For the Week of
December 2, 1999

Drought Has Some Positive Points

The limited supply of water is a major concern for many livestock producers; however, there are positive points we are enjoying regarding the current dry season. Managing the limited water supply for livestock is a must even if this means adding water tanks, moving livestock to non-tradition wintering areas, or pumping water from one impoundment to another. Water must be provided or we will be out of the livestock business.

The prolonged dry period has provided positive environmental circumstances in many respects. The producers that are currently feeding livestock or supplementing them in some form are observing very little waste in the feeding areas. This strengthens and adds to the supply of forage needed later this winter. This dry environment has created an extended feeding period but also has provided a positive economic value by stretching the feed supply.

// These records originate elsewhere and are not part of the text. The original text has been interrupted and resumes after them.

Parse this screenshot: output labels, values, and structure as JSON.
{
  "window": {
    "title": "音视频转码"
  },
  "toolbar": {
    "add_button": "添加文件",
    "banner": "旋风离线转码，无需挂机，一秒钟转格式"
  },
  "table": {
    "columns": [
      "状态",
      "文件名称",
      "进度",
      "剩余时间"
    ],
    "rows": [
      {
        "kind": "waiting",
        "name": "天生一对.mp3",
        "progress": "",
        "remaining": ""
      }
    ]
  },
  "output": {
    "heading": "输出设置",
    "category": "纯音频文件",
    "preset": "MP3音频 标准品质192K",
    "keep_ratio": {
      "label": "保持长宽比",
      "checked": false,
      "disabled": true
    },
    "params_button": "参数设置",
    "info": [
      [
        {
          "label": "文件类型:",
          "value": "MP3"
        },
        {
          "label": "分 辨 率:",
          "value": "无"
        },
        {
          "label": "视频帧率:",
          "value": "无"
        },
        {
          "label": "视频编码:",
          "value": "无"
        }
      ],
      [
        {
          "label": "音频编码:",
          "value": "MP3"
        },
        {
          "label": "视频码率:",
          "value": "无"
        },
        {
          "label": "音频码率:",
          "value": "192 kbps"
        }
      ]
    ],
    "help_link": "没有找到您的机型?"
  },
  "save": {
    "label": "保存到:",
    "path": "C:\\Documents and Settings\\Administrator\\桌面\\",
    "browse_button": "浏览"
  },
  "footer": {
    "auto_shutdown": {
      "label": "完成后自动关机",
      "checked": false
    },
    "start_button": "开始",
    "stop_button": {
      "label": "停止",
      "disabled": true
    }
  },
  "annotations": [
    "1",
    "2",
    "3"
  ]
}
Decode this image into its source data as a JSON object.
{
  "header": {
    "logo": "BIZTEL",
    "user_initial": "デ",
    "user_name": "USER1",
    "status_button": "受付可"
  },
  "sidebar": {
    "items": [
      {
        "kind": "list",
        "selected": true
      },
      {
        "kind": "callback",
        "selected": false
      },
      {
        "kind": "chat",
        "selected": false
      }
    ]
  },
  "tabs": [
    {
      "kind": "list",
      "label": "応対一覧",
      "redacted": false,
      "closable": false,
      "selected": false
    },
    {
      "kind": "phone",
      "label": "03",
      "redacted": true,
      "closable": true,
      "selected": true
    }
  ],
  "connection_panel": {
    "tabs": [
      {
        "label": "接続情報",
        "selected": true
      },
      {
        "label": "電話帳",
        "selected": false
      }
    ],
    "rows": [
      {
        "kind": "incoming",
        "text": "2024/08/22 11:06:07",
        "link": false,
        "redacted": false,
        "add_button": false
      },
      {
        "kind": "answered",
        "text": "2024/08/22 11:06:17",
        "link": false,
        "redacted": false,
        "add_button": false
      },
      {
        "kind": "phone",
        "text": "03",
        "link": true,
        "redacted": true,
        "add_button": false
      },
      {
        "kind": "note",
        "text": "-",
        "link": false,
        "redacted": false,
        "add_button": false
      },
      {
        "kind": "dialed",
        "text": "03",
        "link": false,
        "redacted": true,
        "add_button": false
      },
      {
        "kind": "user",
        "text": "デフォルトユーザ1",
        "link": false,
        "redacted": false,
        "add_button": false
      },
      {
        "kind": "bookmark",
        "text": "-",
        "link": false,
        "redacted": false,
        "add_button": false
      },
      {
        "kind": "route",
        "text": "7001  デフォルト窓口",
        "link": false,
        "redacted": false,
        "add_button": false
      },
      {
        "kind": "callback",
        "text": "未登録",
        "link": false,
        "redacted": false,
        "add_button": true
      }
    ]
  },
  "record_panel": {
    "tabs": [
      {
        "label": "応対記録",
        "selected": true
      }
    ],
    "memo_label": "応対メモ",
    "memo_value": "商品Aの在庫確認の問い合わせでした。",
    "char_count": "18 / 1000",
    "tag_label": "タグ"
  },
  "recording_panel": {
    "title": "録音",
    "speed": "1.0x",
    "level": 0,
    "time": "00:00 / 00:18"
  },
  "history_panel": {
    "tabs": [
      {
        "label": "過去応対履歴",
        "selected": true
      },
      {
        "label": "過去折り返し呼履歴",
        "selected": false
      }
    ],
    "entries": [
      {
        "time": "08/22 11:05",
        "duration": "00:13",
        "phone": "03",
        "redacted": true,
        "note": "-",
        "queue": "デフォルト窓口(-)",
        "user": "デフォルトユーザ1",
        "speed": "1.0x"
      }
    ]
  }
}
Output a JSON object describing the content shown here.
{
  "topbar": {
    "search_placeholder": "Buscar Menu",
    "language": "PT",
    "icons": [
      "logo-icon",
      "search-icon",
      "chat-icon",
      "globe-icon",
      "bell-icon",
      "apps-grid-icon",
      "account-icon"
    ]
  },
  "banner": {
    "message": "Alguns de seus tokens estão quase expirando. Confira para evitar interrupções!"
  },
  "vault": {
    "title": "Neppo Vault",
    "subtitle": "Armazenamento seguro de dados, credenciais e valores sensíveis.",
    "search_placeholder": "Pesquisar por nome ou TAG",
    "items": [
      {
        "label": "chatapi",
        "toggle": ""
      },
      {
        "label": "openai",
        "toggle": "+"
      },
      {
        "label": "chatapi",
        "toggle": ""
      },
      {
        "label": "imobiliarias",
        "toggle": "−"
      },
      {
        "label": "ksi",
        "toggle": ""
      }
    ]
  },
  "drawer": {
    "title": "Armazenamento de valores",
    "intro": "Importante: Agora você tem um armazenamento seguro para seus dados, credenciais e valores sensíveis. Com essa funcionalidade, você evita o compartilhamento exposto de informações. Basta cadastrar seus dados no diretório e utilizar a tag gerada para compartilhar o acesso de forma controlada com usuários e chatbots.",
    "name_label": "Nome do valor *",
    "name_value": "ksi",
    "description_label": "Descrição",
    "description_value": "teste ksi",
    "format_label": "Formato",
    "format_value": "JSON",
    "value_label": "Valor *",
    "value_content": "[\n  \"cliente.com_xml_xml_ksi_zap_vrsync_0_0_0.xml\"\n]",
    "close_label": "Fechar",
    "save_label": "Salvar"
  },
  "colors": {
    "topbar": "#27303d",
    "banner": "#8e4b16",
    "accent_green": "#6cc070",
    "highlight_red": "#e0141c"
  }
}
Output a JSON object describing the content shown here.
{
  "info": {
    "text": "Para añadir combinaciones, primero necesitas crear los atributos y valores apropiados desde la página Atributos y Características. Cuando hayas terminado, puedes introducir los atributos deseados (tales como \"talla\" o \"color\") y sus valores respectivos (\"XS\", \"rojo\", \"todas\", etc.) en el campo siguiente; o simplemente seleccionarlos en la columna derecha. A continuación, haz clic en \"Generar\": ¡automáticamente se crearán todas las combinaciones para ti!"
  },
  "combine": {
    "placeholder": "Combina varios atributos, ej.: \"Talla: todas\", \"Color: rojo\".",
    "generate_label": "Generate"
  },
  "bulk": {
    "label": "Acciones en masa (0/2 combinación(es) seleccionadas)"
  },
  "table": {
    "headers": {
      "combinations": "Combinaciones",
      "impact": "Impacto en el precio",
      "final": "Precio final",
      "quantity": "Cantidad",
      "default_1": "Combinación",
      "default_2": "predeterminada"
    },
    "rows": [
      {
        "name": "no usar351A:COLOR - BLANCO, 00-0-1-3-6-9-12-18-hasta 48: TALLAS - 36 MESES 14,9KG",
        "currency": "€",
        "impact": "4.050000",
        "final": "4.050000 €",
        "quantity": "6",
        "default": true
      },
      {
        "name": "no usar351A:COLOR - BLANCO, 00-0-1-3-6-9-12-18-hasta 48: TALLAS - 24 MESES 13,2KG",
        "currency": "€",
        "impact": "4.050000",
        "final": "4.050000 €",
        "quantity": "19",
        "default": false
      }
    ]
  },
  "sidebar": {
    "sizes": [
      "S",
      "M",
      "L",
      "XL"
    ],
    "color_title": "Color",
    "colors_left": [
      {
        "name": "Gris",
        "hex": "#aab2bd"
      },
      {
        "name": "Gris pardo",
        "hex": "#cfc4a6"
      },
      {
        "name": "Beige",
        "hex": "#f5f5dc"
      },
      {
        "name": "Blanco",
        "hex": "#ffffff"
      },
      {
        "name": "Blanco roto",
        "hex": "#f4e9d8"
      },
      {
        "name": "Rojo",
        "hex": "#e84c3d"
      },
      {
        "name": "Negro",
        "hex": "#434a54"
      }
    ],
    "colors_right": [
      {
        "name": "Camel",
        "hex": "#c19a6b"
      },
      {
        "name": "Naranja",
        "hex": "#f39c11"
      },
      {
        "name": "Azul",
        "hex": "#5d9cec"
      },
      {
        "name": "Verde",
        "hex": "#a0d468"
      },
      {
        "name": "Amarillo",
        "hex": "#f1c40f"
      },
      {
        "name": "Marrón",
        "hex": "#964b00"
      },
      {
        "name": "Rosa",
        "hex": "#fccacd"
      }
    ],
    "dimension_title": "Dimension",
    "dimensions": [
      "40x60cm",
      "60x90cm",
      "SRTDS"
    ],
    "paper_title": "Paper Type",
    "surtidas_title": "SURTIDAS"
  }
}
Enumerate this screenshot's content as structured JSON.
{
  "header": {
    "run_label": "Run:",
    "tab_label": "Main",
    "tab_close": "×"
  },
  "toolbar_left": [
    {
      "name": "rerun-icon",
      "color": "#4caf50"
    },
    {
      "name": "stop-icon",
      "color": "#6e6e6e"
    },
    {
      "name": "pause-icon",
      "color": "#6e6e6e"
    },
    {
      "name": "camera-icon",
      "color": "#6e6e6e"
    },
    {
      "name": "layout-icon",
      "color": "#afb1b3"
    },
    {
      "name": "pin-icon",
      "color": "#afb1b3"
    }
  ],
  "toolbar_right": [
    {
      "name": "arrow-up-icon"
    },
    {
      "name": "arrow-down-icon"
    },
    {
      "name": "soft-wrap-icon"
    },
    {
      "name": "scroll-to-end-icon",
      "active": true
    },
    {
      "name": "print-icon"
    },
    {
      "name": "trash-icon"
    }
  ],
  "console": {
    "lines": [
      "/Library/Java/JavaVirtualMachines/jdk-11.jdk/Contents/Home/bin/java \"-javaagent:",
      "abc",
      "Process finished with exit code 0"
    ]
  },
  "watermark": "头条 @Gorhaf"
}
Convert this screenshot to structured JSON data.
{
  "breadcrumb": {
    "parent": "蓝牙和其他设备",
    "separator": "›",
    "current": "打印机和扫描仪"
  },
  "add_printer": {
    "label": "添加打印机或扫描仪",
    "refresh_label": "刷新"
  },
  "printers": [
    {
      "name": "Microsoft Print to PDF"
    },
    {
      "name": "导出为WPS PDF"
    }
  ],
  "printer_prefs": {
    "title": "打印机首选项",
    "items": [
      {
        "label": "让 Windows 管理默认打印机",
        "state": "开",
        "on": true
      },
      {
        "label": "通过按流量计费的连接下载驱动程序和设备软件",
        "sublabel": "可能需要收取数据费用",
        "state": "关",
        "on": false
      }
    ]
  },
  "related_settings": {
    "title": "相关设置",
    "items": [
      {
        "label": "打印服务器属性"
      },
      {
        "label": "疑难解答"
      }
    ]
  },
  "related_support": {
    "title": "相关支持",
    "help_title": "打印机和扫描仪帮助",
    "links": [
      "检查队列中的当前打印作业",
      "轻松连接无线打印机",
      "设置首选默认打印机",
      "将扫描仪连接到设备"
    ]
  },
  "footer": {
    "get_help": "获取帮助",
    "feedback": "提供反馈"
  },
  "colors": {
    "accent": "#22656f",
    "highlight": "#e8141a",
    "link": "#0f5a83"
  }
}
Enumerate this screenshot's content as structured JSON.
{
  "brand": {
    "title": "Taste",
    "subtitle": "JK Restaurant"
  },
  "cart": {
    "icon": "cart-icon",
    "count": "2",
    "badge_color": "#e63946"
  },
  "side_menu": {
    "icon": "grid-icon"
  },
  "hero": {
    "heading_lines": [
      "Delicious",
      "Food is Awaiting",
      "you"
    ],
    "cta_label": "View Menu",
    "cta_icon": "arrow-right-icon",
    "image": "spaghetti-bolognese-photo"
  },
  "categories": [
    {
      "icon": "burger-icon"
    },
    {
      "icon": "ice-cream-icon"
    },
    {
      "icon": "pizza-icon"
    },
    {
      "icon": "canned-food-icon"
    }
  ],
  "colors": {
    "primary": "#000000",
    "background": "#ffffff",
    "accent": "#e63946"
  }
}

Another environmental asset is the lack of mud, which promotes reduced feed requirements for livestock. Wet, muddy weather conditions definitely require a higher quality nutritional intake just to maintain a constant body condition. This is a place lower quality forage can be utilized.

The extended days with the warmer than normal temperatures have also provided positive environmental circumstances that will reduce the energy requirement. Maintaining body heat is no different than maintaining heat in an office or home. The colder the weather, the more heat required to maintain a constant temperature.

The dryer than normal weather conditions also provide the opportunity for selected culling of the cow herd. Locating the efficient calf factories and making a list of the individuals that tend to be less efficient will assist with stretching the amount of available nutrients for the winter.

Also the current environmental circumstances present us with the opportunity to become better managers. Major management decisions must be made to promote production and marketing; however, it is a must to keep all details current or the net income from each enterprise will become a liability instead of an asset.


University of Missouri ExtensionDale's Country Trails - December 2, 1999
http://outreach.missouri.edu/agconnection/DCT/CT120299.html -- Revised: April 20, 2004
watsond
@missouri.edu